▸ Study material:
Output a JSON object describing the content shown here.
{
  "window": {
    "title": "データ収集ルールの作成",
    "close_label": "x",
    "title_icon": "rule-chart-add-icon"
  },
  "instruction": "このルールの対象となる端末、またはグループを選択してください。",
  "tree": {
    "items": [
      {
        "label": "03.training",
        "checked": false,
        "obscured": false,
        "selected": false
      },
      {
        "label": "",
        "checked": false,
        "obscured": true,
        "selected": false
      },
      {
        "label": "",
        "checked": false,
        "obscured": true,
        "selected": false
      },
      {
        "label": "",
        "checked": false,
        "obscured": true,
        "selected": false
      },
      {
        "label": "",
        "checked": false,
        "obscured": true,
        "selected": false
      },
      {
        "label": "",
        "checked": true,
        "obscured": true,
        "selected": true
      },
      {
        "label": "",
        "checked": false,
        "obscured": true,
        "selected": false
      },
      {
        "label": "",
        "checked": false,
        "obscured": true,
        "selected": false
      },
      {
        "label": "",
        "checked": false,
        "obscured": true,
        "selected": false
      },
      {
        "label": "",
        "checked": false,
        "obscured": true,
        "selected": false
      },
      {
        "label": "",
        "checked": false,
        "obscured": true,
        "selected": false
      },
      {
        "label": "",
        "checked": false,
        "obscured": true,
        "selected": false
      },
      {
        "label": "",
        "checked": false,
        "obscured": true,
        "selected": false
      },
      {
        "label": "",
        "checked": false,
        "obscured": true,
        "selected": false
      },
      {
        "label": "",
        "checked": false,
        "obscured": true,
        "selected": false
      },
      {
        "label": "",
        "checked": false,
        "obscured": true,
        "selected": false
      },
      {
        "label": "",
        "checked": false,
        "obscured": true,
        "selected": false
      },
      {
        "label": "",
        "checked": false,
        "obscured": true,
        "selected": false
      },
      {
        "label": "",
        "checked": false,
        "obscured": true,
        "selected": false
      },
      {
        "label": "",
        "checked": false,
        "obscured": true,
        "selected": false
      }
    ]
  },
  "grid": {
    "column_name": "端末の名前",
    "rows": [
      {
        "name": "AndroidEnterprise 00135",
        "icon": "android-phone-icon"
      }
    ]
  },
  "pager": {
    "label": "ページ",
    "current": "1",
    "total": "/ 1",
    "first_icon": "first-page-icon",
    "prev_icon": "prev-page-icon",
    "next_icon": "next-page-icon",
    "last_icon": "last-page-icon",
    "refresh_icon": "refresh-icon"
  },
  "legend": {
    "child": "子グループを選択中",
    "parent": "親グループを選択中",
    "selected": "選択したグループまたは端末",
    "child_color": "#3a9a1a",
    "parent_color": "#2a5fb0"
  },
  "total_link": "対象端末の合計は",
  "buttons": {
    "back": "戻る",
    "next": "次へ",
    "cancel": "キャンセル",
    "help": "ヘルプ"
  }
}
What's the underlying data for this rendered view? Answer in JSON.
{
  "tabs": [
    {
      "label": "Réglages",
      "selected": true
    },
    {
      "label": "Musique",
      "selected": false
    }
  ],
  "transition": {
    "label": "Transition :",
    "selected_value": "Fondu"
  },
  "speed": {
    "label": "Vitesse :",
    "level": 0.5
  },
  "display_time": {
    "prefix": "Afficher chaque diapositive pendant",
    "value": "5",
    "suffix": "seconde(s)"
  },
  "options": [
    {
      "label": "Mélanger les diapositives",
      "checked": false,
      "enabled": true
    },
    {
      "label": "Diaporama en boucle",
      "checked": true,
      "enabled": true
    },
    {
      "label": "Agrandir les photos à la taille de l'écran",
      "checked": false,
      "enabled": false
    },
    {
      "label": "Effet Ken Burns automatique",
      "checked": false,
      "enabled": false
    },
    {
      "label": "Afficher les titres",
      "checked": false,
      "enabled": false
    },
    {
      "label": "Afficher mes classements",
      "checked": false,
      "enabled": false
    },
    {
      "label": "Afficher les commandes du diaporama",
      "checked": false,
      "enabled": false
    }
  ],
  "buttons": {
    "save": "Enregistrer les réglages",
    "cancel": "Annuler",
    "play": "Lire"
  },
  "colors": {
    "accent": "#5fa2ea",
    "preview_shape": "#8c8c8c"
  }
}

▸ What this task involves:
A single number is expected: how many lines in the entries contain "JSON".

▸ Completed exercise:
2